I don’t remember what I did – probably shrugged and ignored it, as with most things. But soon after, I did book myself a reservation on the Quiet Car and what a revelation. Peace, serenity, no tables of people drinking beer out of cans and jeering at one another! I know my hearing isn’t great, but the quiet car is more than just quiet – everyone gets on, takes their seat, and for the duration of the journey they are silent and still.
I travel frequently between London and Glasgow. Glasgow is another city in the UK where I’ve lived, had a life, and keep, if not a life then certainly a shadow of a life, sleeping cryogenically until I need to warm it back into being. Anyhow, the train out of Euston up to Glasgow Central is proof of the glories of the Quiet Car. I remember telling The Mom about how things take a turn for the worst at Carlisle, and it was one of those things she accepted as random information and generally ignored it. Until it popped up in one of the chick books she likes reading in summer. I remember she came rushing over, stabbing her index fingers at the book with force: “Ah! Look! Carlisle on the train! Nightmare of a place!”
Anyhow, if booked on the regular carriages, at Carlisle, there seems to be hoards of teenagers hired to board the train, complete with cans of lager (Tenents usually) and infest the journey: they drink, they shout, sometimes they sing, they are generally loud and obnoxious – and Glasgow is still a fair ways off.
But if you’re in the Quiet Car, you remain blissfully unaware of this phenomenon.

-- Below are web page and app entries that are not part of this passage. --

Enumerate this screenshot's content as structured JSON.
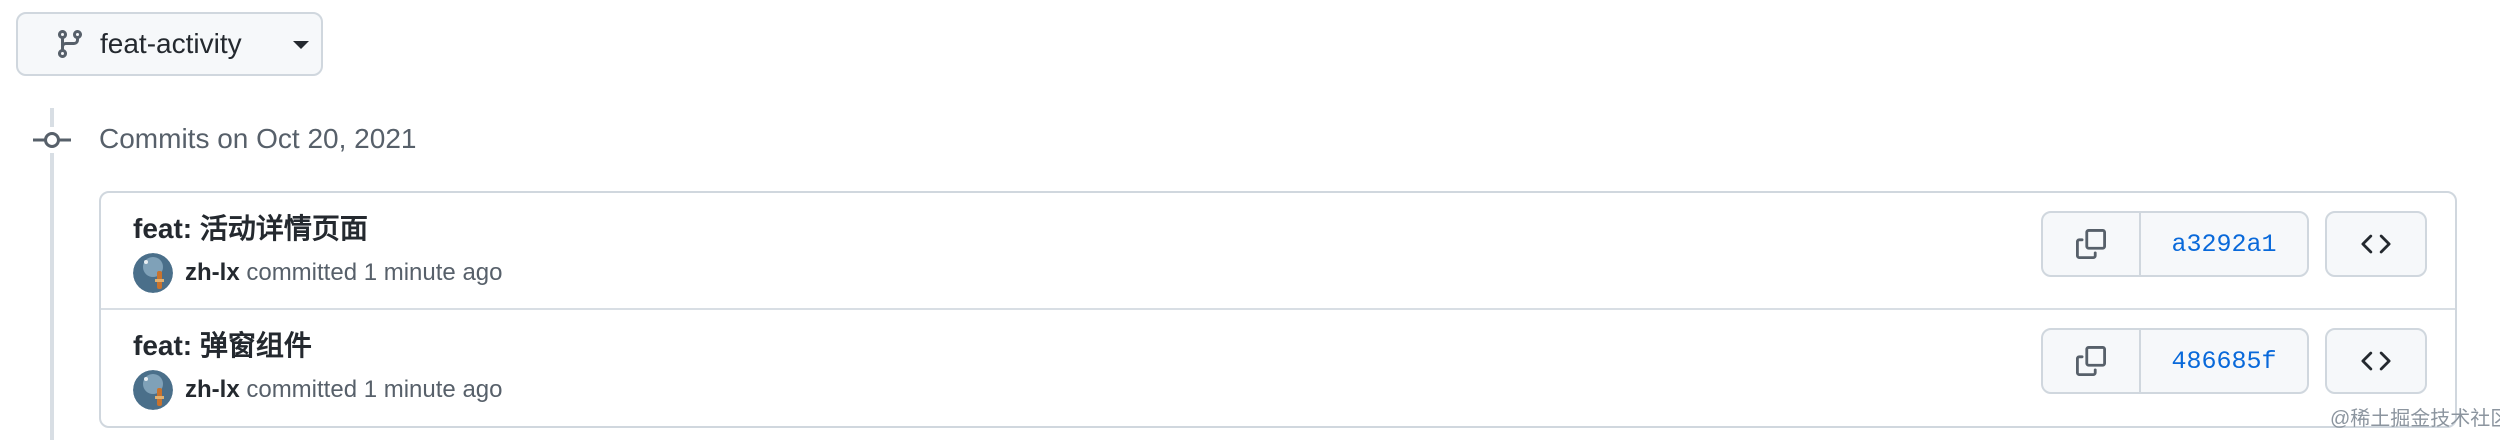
{
  "branch_selector": {
    "label": "feat-activity",
    "icon": "git-branch-icon"
  },
  "timeline": {
    "heading": "Commits on Oct 20, 2021",
    "icon": "git-commit-icon"
  },
  "commits": [
    {
      "title": "feat: 活动详情页面",
      "author": "zh-lx",
      "action": "committed",
      "time": "1 minute ago",
      "sha": "a3292a1"
    },
    {
      "title": "feat: 弹窗组件",
      "author": "zh-lx",
      "action": "committed",
      "time": "1 minute ago",
      "sha": "486685f"
    }
  ],
  "icons": {
    "copy": "copy-icon",
    "browse": "code-icon"
  },
  "colors": {
    "link": "#0969da",
    "border": "#d0d7de",
    "muted": "#57606a",
    "button_bg": "#f6f8fa"
  },
  "watermark": "@稀土掘金技术社区"
}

Recently, I was travelling from Bristol to London. I booked myself into the Quiet Car, and prepared to settle in for the nearly two-hour journey with my laptop and some work. And then from behind me, voices. As the train hadn’t left the station, I let it pass, thinking that once the train got going, the British voices I heard – one thick West Country, the deep tenor of an old dear on a rare journey into the big city – would surely settle into the rhythm of the train and quietly enjoy the journey.
But no! The talking continued. In fact, it may have grown louder. I turned to see where the voices were coming from and caught the gaze of a woman seated opposite me. Our eyes grew wide, indicating how inappropriate this talking was, and we both shook our heads as if to say, ‘How rude!’ But of course, this is Britain, and the idea that one could reasonably stand up, go over to these chatty Cathies and politely remind them that this was the Quiet Car was out of our grasp. Other people got on at the next stop – Bath Spa – sat near the talkers, and once they learned there was no end to the talking did the most British of things – they got up and sat somewhere else.
My hearing is not so good, but I could hear these old women. In fairness, they were utterly delighted with one another and having a grand old time. I don’t think they knew each other before getting on the train, but once we arrived in London, I felt certain they would be fast friends. The part of my mind that is nice, didn’t begrudge them their growing friendship. The part of my brain that hates dull stories and loud noise wanted to throttle them.
As we continued on towards London, I kept trying to think of how best to say to them to shut up or move to a different carriage. This was in the first few days of Brexit, and I was slightly anxious about my accent: you never know who you might meet on the train, it could be transporting rabid Brexiters, looking for any opportunity to berate a foreginer. I remained silent.
Somewhere around Swindon or Didcot Parkway, or one of the in-between stations that to me are just names and not actually places, an old gent got on our carriage. Navy blue blazer, double breasted, gold buttons. After the train got started and the women got back to talking, he marched down the aisle and said to them: “Ladies, I remind you this is the Quiet Carriage!”
There were chastened murmurs and the talking stopped. The rest of the journey was peaceful.
I told The Mom about this and she shook her head.
“Oh, don’t worry,” I said. “When you come to visit, we aren’t taking the Quiet Car. You can feel free to chat.”